Exercise data:
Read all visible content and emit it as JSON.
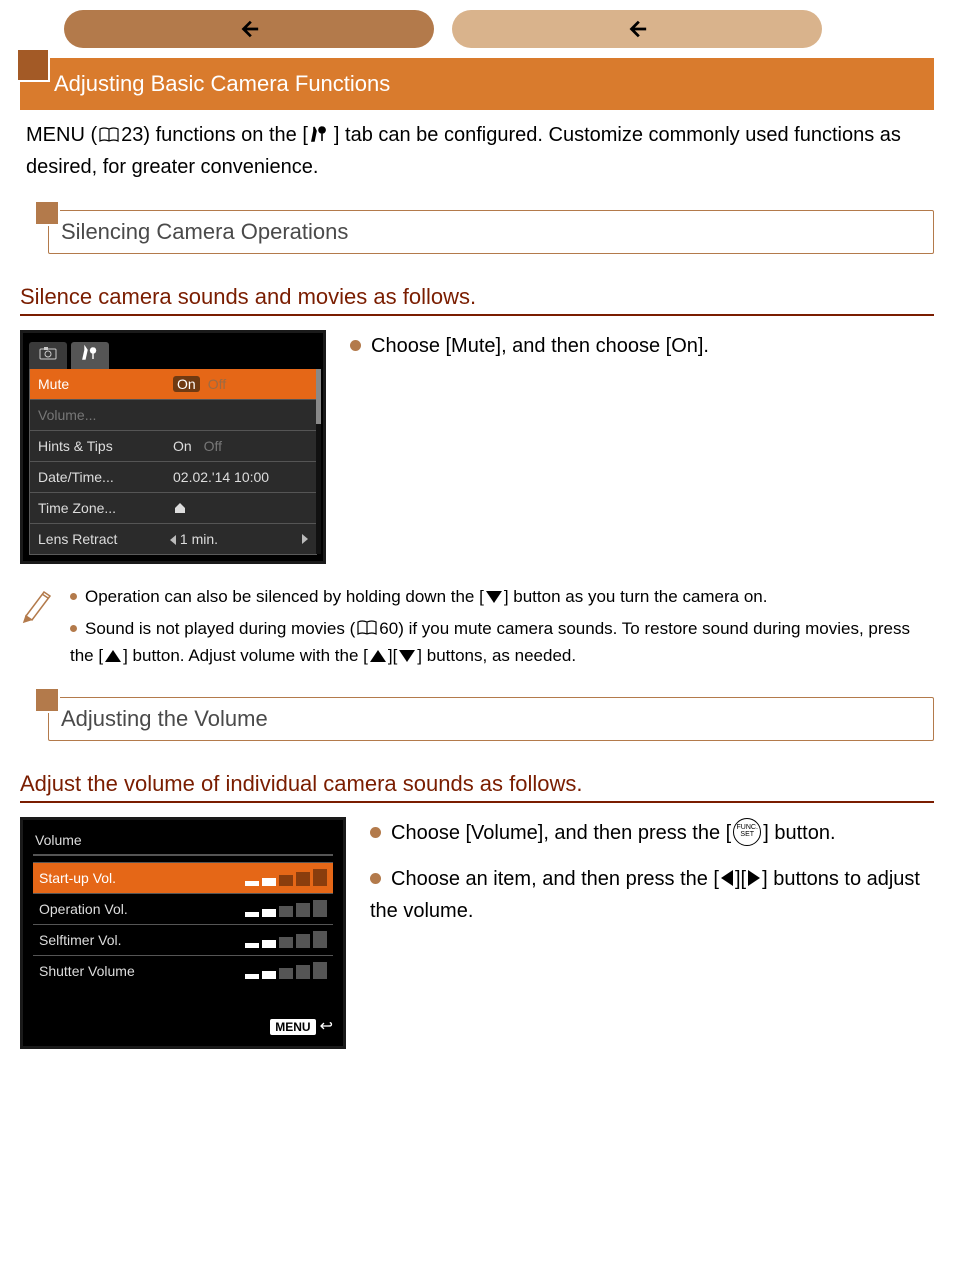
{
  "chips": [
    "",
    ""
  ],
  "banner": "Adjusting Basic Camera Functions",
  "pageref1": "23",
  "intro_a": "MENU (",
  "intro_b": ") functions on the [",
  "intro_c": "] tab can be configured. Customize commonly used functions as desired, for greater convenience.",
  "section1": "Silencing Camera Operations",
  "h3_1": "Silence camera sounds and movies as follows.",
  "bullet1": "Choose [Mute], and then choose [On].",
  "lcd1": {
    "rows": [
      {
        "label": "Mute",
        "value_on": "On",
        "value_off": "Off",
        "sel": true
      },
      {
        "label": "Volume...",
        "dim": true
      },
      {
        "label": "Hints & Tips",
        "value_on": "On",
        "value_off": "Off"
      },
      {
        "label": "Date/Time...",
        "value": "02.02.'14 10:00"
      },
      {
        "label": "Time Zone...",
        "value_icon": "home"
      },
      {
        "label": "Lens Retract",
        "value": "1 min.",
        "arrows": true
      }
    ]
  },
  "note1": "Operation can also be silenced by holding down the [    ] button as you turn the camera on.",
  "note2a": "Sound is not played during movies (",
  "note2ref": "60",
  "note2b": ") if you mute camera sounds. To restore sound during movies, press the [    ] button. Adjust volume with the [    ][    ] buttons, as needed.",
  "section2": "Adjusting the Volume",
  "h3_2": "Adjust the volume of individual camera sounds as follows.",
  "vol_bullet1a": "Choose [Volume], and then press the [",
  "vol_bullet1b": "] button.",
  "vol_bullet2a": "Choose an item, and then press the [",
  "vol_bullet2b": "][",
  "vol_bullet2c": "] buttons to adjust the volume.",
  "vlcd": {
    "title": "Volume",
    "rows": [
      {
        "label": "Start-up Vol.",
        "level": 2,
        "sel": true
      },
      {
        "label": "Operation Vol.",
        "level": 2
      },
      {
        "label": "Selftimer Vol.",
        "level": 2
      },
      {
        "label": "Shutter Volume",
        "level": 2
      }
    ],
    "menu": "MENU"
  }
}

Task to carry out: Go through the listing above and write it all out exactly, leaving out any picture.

Answer area:
Read all visible content and emit it as JSON.
{
  "chips": [
    "",
    ""
  ],
  "banner": "Adjusting Basic Camera Functions",
  "pageref1": "23",
  "intro_a": "MENU (",
  "intro_b": ") functions on the [",
  "intro_c": "] tab can be configured. Customize commonly used functions as desired, for greater convenience.",
  "section1": "Silencing Camera Operations",
  "h3_1": "Silence camera sounds and movies as follows.",
  "bullet1": "Choose [Mute], and then choose [On].",
  "lcd1": {
    "rows": [
      {
        "label": "Mute",
        "value_on": "On",
        "value_off": "Off",
        "sel": true
      },
      {
        "label": "Volume...",
        "dim": true
      },
      {
        "label": "Hints & Tips",
        "value_on": "On",
        "value_off": "Off"
      },
      {
        "label": "Date/Time...",
        "value": "02.02.'14 10:00"
      },
      {
        "label": "Time Zone...",
        "value_icon": "home"
      },
      {
        "label": "Lens Retract",
        "value": "1 min.",
        "arrows": true
      }
    ]
  },
  "note1": "Operation can also be silenced by holding down the [    ] button as you turn the camera on.",
  "note2a": "Sound is not played during movies (",
  "note2ref": "60",
  "note2b": ") if you mute camera sounds. To restore sound during movies, press the [    ] button. Adjust volume with the [    ][    ] buttons, as needed.",
  "section2": "Adjusting the Volume",
  "h3_2": "Adjust the volume of individual camera sounds as follows.",
  "vol_bullet1a": "Choose [Volume], and then press the [",
  "vol_bullet1b": "] button.",
  "vol_bullet2a": "Choose an item, and then press the [",
  "vol_bullet2b": "][",
  "vol_bullet2c": "] buttons to adjust the volume.",
  "vlcd": {
    "title": "Volume",
    "rows": [
      {
        "label": "Start-up Vol.",
        "level": 2,
        "sel": true
      },
      {
        "label": "Operation Vol.",
        "level": 2
      },
      {
        "label": "Selftimer Vol.",
        "level": 2
      },
      {
        "label": "Shutter Volume",
        "level": 2
      }
    ],
    "menu": "MENU"
  }
}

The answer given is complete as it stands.